New Zealand is a part of our vision for a sustainable meat industry focused on "locale" - not local. Here's why:

GEOGRAPHY

New Zealand benefits from similar geographic features that are highly favorable to the raising of beef cattle, but with harvests at different times of the year. Importing beef from these regions during our off season allows us to provide our customers with beef from mature cattle harvested off of peak grasses throughout the year. 

VALUES

The ranchers we work with have the same vision for genuine grassfed, mature cattle harvested at peak conditions for optimal eating quality. They are not trained, but rather selected for their kindred approach.

FOOTPRINT

One of the most questionable aspects of conventional and local-centric animal husbandry is the shipping of hay and grain during the winter months to fatten livestock. This practice encourages the growth of water-thirsty alfalfa crops and requires constant trucking from around the country. In contrast, following the global grass seasons eliminates the need for regular shipments of feed of any sort. Beef can also be shipped around the globe without sacrificing eating quality, as it improves with age during transport.

Do you use antibiotics?

Bill's response to an inquiry regarding the use of antibiotics in the meat industry:

"I have always advocated for the use of antibiotics for therapeutic use, but only for that use. As you know, it is the rampant use of subtherapeutic antibiotics to stimulate growth and replace good animal husbandry that has created the antibiotic resistant pathogens and superbugs. We are totally committed to ending that use as well as the prophylactic use of antibiotics. As someone who spends much of my day, every day, personally taking care of our animals I cannot allow any sick animal in my care to be denied the healing benefits of antibiotics anymore than I would deny them to my own children. This does not mean using them easily or often. To the contrary, it means using them rarely and judiciously. But it does mean using them. This is true of all of our farmers and ranchers and we respect them for this way of thinking and have chosen to partner with them partly because of that approach -- providing the best possible care, every day, to each individual animal. 

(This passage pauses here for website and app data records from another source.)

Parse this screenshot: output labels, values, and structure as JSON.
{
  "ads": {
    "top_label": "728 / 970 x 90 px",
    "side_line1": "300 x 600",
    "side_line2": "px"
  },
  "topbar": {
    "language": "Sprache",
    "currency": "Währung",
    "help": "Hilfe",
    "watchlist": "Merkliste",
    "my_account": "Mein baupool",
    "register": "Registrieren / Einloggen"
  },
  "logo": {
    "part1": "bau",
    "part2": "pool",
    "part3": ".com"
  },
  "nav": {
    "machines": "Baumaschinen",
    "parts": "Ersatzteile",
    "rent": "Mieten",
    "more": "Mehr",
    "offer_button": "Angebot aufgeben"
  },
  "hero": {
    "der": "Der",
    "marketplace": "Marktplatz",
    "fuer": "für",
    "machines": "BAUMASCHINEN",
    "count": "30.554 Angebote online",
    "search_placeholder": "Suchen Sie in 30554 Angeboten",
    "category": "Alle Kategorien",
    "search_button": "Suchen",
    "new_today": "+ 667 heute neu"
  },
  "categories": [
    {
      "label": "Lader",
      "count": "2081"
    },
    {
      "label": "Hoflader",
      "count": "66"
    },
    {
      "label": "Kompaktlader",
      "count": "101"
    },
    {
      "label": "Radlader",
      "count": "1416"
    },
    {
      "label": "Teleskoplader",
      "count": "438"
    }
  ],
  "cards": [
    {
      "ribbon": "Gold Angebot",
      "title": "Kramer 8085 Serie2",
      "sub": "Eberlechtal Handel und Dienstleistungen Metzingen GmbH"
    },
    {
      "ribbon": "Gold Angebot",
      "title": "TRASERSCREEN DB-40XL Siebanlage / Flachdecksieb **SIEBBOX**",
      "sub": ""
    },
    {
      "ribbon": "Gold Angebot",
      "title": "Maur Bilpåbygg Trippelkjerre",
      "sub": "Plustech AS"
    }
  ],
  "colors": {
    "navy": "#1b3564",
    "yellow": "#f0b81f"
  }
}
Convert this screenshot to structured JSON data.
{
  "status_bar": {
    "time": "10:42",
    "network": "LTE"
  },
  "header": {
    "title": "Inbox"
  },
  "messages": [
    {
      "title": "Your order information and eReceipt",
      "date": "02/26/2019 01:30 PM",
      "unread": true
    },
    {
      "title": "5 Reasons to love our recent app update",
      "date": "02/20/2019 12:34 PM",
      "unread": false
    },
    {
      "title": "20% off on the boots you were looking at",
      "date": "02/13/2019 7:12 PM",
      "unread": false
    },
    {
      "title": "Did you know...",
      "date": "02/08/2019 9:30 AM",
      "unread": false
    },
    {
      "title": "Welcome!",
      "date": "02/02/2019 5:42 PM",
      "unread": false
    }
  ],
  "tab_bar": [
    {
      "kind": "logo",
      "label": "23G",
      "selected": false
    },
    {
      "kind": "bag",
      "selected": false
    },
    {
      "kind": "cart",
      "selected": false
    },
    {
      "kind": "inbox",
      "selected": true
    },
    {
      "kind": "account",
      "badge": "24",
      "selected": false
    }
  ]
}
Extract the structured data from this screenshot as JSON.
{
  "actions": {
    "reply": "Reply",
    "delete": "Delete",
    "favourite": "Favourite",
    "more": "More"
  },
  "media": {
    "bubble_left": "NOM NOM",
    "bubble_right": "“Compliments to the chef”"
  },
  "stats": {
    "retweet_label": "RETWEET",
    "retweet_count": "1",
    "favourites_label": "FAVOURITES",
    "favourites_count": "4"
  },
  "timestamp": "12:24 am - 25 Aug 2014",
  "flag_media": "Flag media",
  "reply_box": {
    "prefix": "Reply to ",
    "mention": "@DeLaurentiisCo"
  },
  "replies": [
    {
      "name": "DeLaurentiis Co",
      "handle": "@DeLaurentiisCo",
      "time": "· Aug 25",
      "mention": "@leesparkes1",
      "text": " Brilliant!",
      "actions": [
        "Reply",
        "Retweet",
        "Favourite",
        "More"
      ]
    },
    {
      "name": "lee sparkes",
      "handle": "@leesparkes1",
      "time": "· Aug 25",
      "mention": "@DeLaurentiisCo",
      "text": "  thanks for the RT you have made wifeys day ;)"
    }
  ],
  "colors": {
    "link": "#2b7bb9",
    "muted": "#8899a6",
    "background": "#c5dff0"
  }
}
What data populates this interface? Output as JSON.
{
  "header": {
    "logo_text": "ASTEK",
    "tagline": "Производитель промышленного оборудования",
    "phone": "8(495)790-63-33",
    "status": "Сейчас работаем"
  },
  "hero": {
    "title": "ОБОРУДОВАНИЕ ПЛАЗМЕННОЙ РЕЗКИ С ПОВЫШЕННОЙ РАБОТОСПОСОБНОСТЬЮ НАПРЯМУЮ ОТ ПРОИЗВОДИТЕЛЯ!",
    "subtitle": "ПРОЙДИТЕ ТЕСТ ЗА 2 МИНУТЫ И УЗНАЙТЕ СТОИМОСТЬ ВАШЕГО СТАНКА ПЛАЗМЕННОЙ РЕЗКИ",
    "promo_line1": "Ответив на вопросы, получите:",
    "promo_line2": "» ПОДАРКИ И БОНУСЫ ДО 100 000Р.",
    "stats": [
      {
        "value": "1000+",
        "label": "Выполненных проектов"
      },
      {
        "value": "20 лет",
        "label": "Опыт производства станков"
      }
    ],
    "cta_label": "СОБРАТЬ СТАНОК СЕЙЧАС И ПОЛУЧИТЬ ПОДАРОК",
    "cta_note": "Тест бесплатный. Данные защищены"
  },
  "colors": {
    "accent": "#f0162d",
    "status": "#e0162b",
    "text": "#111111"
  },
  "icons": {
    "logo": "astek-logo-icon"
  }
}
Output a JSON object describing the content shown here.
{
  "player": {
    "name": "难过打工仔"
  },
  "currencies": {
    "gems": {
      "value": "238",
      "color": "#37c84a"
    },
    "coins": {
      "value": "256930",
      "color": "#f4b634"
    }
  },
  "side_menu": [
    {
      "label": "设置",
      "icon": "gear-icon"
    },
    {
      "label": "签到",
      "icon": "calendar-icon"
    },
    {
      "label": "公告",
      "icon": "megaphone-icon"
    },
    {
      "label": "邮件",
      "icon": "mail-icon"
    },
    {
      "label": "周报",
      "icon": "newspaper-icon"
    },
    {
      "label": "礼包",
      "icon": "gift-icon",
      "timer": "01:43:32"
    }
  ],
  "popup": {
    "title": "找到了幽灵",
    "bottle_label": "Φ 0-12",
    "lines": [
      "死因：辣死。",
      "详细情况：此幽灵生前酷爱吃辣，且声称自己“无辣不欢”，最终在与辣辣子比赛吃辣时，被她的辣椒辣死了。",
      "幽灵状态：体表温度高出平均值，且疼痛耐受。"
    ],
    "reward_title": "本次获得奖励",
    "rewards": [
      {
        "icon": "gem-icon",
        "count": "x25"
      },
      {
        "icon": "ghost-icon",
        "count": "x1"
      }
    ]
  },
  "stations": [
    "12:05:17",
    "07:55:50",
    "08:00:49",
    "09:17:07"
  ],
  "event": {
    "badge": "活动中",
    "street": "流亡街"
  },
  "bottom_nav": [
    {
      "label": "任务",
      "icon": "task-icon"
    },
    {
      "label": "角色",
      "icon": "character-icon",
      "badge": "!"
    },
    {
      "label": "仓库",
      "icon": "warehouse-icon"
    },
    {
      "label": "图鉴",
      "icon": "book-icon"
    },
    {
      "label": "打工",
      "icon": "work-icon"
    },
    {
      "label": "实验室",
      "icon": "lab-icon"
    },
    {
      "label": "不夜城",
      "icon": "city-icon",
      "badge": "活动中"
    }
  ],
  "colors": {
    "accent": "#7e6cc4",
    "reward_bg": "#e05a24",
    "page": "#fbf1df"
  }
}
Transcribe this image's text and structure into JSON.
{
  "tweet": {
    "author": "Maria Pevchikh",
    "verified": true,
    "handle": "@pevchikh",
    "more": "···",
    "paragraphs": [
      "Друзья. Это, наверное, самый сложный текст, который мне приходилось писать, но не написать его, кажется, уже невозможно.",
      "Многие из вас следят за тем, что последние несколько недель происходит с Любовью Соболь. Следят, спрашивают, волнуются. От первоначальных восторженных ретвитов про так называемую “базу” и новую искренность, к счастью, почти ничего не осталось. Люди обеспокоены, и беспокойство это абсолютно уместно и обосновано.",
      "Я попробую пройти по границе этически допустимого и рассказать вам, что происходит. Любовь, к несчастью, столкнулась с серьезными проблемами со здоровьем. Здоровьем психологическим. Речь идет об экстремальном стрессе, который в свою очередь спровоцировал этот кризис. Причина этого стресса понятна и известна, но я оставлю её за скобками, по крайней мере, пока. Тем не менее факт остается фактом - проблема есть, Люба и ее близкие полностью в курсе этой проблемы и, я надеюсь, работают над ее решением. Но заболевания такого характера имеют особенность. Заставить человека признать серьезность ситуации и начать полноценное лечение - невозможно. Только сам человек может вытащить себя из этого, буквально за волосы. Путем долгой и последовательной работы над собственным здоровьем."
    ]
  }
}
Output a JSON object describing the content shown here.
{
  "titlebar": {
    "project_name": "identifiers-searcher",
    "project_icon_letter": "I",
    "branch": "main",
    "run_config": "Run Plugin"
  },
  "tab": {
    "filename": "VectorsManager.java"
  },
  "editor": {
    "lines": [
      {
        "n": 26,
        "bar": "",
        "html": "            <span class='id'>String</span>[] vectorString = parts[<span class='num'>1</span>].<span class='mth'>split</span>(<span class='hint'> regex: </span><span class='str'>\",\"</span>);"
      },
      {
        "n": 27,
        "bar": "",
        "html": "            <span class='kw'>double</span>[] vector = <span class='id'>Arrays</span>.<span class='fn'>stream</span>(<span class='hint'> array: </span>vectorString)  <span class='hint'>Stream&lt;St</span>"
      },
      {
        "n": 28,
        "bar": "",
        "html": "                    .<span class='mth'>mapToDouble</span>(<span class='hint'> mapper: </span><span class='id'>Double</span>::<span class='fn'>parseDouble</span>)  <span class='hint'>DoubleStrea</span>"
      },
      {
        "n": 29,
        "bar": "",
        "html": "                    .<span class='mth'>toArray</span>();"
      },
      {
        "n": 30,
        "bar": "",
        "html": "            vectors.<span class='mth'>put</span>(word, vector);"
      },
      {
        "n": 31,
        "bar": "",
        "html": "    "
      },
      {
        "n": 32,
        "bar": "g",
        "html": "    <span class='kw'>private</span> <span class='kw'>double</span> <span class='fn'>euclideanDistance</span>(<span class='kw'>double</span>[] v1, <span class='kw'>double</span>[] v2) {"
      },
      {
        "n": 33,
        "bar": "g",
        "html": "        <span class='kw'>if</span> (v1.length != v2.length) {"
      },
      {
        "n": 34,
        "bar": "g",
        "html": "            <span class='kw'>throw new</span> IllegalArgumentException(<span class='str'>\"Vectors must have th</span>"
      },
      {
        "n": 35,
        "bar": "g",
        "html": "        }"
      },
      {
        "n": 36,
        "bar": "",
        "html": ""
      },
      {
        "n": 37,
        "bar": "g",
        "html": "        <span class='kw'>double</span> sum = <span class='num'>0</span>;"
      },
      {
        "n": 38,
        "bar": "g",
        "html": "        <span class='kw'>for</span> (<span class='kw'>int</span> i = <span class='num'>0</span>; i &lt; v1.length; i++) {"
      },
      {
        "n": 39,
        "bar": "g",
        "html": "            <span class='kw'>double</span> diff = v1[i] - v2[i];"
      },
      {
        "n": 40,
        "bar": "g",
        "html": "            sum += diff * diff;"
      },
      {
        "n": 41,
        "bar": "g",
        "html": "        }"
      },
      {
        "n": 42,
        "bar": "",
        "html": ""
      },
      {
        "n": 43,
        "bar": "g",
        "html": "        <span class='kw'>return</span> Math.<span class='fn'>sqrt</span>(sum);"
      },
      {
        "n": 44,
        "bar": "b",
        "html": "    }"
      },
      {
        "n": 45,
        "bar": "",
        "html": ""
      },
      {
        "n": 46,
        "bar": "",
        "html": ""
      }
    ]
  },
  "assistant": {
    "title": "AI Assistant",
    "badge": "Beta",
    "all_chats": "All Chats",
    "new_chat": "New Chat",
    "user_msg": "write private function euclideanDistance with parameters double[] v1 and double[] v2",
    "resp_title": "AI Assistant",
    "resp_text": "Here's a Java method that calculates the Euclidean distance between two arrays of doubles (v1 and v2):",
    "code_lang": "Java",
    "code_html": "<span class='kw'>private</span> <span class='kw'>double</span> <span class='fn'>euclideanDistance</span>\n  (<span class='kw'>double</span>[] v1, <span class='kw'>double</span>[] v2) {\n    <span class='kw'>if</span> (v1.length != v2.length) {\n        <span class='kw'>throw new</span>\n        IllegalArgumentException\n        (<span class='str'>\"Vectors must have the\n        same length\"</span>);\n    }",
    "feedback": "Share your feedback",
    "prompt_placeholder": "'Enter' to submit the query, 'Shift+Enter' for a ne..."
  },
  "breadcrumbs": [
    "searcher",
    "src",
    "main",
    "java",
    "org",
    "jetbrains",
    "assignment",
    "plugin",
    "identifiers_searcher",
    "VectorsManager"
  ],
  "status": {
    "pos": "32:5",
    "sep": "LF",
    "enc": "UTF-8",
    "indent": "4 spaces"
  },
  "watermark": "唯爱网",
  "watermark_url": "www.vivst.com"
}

The next logical question is why don't you just identify the animals that have been treated for pink eye, foot rot, pneumonia, or any other illnesses that would respond to antibiotic therapy? Then, those treated animals, a very small proportion of the total, can be sold to the commodity market where almost every animal has received antibiotics and hormones/steroids. I firmly believe that if antibiotics are used therapeutically that they will be completely metabolized in an animal over a period of several months. Not the manufacturer's recommended withdrawal period (typically 7 to 30 days) but a much longer period---minimally three months. In the BN Ranch system, we agree to purchase all the suitable calves that a cow-calf operator raises, with the proviso that they identify all the treated animals without purchase price penalty. This encourages trust. In other words, there is no reason to cheat by slipping in a medicated animal.

We are taking the more difficult path of including the treated animals in our program and trying to educate the consumer that it's the right thing to do. Through this honest and educated approach we think that we can begin to redirect the public conversation towards a more sensible and accurate discussion around the uses of antibiotics in the animal food system -- inappropriate and appropriate.  

Finally, on the antibiotic use subject, it is far easier to raise healthy animals on an all grass/forage system. It is also impossible to feed antibiotics subtherapeutically as well as other manmade compounds as feed additives to promote growth. This is just one more of the compelling reasons to raise and eat only grassfed beef. As Nicolette often says, "Much of the benefit of grassfed beef is avoiding what you don't want to have in your food chain."